Using functional Magnetic Resonance Imaging (fMRI) to analyze brain region activity when viewing landscapes

I. Chun Tang, Yu Ping Tsai, Ying Ju Lin, Jyh Horng Chen, Chao Hsien Hsieh, Shih Han Hung, William C. Sullivan, Hsing Fen Tang, Chun Yen Chang

Research output: Contribution to journalArticlepeer-review


Over the years, the restorative benefits of the natural environment have been taken seriously. These restorative effects continue to be verified in research from both the psychological and physiological perspectives. The latest functional magnetic resonance imaging (fMRI) technology provides an opportunity to further explore the psychophysiological aspects of these benefits from the natural environment. This study aimed to compare the restorative value of four types of landscape environments (urban, mountain, forest, and water) through questionnaires and by investigating the relationship between the different environments and brain region activity by means of fMRI. Based on a one-way analysis of variance, a significant difference was found between the restorative value of the urban and natural environments—the most value being in the water and mountain environments and least in the urban environment. In support of this psychological result, the brain was found to respond similarly, showing increased activity in the visual and attentional focus areas when an urban environment is viewed as opposed to a natural environment. These findings reveal a new approach to test the restorative value of an environment and support the restorative effect of the natural environment.

Original languageEnglish (US)
Pages (from-to)137-144
Number of pages8
JournalLandscape and Urban Planning
StatePublished - Jun 1 2017

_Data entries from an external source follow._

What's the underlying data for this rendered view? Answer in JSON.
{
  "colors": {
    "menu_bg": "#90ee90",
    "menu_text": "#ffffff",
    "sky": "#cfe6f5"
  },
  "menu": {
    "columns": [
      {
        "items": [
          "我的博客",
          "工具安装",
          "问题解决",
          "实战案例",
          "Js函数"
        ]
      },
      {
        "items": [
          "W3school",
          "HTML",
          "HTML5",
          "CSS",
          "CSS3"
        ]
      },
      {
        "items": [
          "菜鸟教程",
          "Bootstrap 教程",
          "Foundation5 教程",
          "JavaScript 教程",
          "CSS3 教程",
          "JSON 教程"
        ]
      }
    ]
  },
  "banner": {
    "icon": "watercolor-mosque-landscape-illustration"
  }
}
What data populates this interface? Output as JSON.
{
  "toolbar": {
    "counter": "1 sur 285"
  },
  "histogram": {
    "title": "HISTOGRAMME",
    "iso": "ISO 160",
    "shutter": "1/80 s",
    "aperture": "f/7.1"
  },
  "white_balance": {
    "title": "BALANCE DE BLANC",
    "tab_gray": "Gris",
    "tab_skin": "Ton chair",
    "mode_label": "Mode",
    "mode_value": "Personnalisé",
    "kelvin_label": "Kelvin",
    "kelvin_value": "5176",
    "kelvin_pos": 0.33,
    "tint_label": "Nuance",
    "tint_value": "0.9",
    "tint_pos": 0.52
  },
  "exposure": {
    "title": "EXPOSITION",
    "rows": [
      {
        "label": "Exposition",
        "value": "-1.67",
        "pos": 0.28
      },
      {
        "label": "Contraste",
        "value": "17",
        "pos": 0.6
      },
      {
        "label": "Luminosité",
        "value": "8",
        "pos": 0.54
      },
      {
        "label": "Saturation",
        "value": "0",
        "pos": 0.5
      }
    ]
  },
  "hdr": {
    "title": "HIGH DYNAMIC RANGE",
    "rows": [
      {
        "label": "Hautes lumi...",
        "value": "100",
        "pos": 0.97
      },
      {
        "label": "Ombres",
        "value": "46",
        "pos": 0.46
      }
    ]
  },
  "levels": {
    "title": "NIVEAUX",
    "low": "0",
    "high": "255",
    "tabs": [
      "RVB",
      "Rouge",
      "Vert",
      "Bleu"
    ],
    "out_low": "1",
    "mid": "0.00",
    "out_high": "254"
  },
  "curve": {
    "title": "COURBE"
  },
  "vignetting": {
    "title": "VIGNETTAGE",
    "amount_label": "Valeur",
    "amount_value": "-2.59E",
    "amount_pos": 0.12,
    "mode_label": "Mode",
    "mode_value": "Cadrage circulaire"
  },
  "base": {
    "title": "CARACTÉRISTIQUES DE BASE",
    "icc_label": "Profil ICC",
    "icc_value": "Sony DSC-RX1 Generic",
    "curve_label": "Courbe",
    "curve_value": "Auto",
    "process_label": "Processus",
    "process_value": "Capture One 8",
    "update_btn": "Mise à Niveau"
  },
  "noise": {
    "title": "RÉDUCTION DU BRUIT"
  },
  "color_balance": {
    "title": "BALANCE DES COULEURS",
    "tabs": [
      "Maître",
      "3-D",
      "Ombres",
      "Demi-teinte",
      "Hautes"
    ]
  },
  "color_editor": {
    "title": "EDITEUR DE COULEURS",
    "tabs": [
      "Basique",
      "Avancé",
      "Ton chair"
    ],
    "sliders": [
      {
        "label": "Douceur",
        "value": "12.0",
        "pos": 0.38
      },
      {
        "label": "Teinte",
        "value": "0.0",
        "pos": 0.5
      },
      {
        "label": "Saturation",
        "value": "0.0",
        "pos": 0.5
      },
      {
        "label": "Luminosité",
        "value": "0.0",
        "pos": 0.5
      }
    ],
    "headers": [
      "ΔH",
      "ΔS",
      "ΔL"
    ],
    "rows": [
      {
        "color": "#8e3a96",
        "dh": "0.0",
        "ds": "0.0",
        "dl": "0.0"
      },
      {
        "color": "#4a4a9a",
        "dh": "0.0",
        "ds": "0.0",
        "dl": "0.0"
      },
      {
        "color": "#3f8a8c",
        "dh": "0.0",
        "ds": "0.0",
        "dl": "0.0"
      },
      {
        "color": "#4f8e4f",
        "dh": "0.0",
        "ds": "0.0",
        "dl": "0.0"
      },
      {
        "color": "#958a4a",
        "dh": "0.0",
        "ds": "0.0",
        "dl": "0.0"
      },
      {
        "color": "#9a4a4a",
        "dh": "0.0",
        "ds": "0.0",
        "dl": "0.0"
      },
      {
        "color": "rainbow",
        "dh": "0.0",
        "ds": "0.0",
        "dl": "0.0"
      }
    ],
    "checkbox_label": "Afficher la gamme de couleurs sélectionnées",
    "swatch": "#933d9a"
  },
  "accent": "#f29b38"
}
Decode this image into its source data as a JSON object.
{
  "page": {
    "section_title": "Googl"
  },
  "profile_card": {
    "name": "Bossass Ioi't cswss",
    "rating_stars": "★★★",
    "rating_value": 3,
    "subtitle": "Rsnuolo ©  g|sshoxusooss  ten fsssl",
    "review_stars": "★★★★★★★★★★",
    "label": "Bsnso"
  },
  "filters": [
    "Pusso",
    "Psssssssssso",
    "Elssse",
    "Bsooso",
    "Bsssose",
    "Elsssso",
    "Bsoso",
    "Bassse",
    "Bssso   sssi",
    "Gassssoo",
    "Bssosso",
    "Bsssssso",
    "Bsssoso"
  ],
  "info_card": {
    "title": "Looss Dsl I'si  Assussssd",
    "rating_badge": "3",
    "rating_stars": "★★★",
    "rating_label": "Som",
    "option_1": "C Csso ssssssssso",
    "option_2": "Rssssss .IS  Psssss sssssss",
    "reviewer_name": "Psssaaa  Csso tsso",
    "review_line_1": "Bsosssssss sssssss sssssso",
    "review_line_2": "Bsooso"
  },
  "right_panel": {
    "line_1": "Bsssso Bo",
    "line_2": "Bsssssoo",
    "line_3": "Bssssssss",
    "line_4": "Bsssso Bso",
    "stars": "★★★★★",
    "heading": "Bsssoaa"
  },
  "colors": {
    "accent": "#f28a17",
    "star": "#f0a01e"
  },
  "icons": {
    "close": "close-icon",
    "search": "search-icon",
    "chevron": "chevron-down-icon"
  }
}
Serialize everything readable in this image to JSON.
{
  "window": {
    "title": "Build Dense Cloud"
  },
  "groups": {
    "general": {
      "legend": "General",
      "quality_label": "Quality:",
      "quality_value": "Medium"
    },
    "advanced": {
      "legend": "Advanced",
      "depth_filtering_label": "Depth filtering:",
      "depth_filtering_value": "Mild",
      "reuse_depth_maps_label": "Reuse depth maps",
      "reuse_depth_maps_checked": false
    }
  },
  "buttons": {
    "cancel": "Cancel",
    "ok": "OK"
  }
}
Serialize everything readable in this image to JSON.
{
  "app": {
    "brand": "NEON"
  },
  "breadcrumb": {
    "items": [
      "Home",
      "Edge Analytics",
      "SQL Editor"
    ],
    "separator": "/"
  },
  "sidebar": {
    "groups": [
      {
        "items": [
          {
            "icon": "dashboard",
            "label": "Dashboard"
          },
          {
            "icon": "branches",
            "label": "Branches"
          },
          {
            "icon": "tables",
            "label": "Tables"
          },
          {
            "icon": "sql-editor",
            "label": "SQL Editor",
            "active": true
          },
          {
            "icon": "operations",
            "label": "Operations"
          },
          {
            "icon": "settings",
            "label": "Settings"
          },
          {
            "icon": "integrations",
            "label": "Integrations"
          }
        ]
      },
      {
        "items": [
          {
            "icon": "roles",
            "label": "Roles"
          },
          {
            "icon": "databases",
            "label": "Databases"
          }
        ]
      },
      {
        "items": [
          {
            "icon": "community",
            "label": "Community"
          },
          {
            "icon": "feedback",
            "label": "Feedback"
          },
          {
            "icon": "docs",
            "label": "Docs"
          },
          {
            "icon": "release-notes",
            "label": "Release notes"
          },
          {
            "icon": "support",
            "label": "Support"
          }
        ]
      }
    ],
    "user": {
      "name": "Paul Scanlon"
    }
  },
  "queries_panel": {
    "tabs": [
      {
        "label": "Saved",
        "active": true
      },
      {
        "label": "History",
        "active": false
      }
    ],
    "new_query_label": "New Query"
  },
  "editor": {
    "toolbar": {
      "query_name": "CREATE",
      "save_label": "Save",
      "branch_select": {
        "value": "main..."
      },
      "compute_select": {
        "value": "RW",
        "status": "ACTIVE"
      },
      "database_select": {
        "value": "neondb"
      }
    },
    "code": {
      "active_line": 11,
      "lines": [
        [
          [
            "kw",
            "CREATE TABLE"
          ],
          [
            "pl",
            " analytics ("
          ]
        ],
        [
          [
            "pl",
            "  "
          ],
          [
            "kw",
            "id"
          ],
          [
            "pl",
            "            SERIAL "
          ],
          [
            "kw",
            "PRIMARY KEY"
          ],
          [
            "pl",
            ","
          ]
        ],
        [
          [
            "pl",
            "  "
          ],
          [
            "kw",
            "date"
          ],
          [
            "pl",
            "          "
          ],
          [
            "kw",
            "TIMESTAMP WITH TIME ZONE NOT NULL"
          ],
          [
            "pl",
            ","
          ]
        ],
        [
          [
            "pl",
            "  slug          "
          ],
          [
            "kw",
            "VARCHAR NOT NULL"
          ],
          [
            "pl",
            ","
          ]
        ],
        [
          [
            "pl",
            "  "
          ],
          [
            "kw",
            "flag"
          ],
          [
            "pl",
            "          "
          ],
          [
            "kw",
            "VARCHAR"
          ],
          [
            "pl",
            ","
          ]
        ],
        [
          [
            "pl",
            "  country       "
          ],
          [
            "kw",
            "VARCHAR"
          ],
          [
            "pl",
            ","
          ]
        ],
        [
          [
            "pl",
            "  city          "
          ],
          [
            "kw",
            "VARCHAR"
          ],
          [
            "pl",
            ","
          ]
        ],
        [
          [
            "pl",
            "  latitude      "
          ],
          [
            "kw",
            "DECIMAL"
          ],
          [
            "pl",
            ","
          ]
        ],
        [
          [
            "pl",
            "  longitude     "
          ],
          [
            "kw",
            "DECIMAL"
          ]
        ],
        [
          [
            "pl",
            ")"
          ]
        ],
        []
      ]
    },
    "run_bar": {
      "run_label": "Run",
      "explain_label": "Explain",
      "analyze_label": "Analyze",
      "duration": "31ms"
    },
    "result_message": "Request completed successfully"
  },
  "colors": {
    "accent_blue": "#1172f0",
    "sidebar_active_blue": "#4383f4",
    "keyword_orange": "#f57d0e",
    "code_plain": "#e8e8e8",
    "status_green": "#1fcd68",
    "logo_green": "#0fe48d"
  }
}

  • Attention restoration theory
  • Functional magnetic resonance imaging
  • Landscape benefits

ASJC Scopus subject areas

  • Ecology
  • Nature and Landscape Conservation
  • Management, Monitoring, Policy and Law


Dive into the research topics of 'Using functional Magnetic Resonance Imaging (fMRI) to analyze brain region activity when viewing landscapes'. Together they form a unique fingerprint.

Cite this